Petronet LNG Ltd on Monday reported a 30 per cent drop in its first quarter net profit on lower margins and said it has received interest from 17-18 global LNG players for hiring its almost idle Kochi terminal.
Petronet, India's biggest importer of liquefied natural gas (LNG), reported a net profit of Rs 156.60 crore in April-June, down from Rs 225.32 crore in the same period a year ago.
"The decrease in net profit is primarily due to higher depreciation and interest charges pertaining to Kochi LNG terminal capitalised in the books of accounts in September 2013, and also lower margins at Dahej (terminal)," its chief executive Ashok K Balyan said here.
Petronet operated its 10 million tons a year Dahej import facility in Gujarat at 109 per cent of the capacity but its margins on import of LNG from spot market shrunk.
Also, the 5 million tons a year Kochi terminal is operating at just 1 per cent of the capacity as state gas utility GAIL India Ltd has not yet built pipelines to connect the facility to key customers in Bangalore and Mangalore.
"The Board has today approved leasing out of storage facility at Kochi. We had recently sought expression of interest from LNG traders and marketers who want to use Kochi as an intermediate for storing of LNG," he said adding the response to the tender has been tremendous.
About 17-18 international LNG marketers like Excelerate have envinced interest for hiring two LNG storage tanks of nearly 182,000 cubic meters gross capacity each.
"We hope to finalise agreements and begin leasing out the facility by end of September," he said.
The storage can be used by traders who want to import gas and resell it to customers or entities seeking to contract LNG for their own use.
The facility is also useful for LNG suppliers, like those in the Middle East, who want to use Kochi as an intermittent storage point for supplying customers in the east. Kochi can be used to store LNG during times of glut or low prices.
LNG is natural gas that is chilled to minus 160 degrees Celsius to liquid state for ease of transportation by ship.
LNG is converted back into gaseous state at the import facility (regasification) before being sold to users such as power and fertiliser plants.

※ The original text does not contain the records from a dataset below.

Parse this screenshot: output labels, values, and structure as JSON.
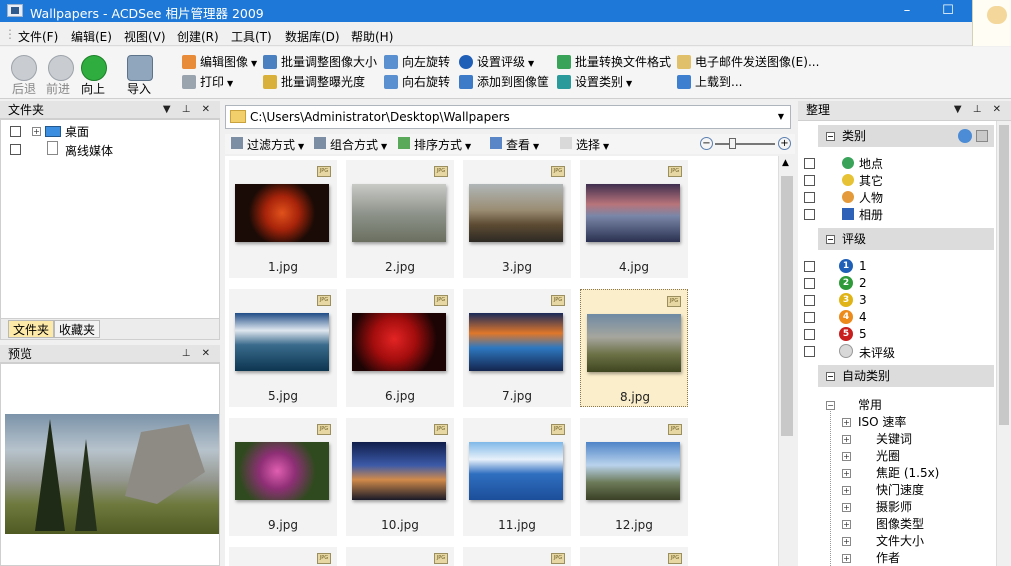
{
  "window": {
    "title": "Wallpapers - ACDSee 相片管理器 2009",
    "minimize": "–",
    "maximize": "☐"
  },
  "menu": [
    "文件(F)",
    "编辑(E)",
    "视图(V)",
    "创建(R)",
    "工具(T)",
    "数据库(D)",
    "帮助(H)"
  ],
  "toolbar": {
    "back": "后退",
    "forward": "前进",
    "up": "向上",
    "import": "导入",
    "edit_image": "编辑图像",
    "print": "打印",
    "batch_resize": "批量调整图像大小",
    "batch_exposure": "批量调整曝光度",
    "rotate_left": "向左旋转",
    "rotate_right": "向右旋转",
    "set_rating": "设置评级",
    "add_to_basket": "添加到图像筐",
    "batch_convert": "批量转换文件格式",
    "set_category": "设置类别",
    "email_images": "电子邮件发送图像(E)...",
    "upload": "上载到..."
  },
  "folders_panel": {
    "title": "文件夹",
    "items": [
      {
        "label": "桌面"
      },
      {
        "label": "离线媒体"
      }
    ],
    "tabs": [
      "文件夹",
      "收藏夹"
    ]
  },
  "preview_panel": {
    "title": "预览"
  },
  "address": {
    "path": "C:\\Users\\Administrator\\Desktop\\Wallpapers"
  },
  "view_toolbar": {
    "filter": "过滤方式",
    "group": "组合方式",
    "sort": "排序方式",
    "view": "查看",
    "select": "选择"
  },
  "files": [
    {
      "name": "1.jpg"
    },
    {
      "name": "2.jpg"
    },
    {
      "name": "3.jpg"
    },
    {
      "name": "4.jpg"
    },
    {
      "name": "5.jpg"
    },
    {
      "name": "6.jpg"
    },
    {
      "name": "7.jpg"
    },
    {
      "name": "8.jpg",
      "selected": true
    },
    {
      "name": "9.jpg"
    },
    {
      "name": "10.jpg"
    },
    {
      "name": "11.jpg"
    },
    {
      "name": "12.jpg"
    }
  ],
  "file_badge": "JPG",
  "organize_panel": {
    "title": "整理",
    "category_title": "类别",
    "categories": [
      "地点",
      "其它",
      "人物",
      "相册"
    ],
    "rating_title": "评级",
    "ratings": [
      "1",
      "2",
      "3",
      "4",
      "5",
      "未评级"
    ],
    "auto_title": "自动类别",
    "auto_root": "常用",
    "auto_items": [
      "ISO 速率",
      "关键词",
      "光圈",
      "焦距 (1.5x)",
      "快门速度",
      "摄影师",
      "图像类型",
      "文件大小",
      "作者"
    ]
  }
}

"What we are proposing is that LNG will be imported at Kochi and stored in its liquid form at the tanks, for which we will charge a fee. The trader can at his convience take out or reload the LNG in cryogenic ships for sale to customers," he said.
Petronet Director (Finance) R K Garg said spot prices in April-June have fallen to $10.5 per million British thermal unit compared to $17-18 at the beginning of the year, putting pressure on margins.
Turnover rose 20 per cent to Rs 10,161 crore on back of increase in volumes, depreciation of rupee vs the US dollar and an increase in the contracted price of LNG under the long term LNG Agreement.
Garg said long term LNG price in fact was higher than spot currently.
Petronet buys 7.5 million tons a year of LNG from RasGas of Qatar on long-term contract at a price linked to international oil rates. The current long-term LNG price comes to over $13 per mmBtu compared to $10.5 for spot.
"Two years back we had a similar situation but that time the gap was not so big. This time the gap between spot and long term contract price is almost $3," he said.
Balyan said Kochi volumes will increase only after Kochi-Koottanad-Bangalore-Mangalore pipeline is fully constructed.
At Dahej, Petronet has commissioned its second jetty in April and has started receiving LNG cargoes at the new berth till date 23 LNG cargoes have been unloaded at the second jetty.
The company is also expanding the name plate capacity of its Dahej LNG Terminal to 15 million tons by December 2016.
"The work is going on as per schedule and it is expected that this capacity expansion will be completed by end of the calendar year 2016," he said.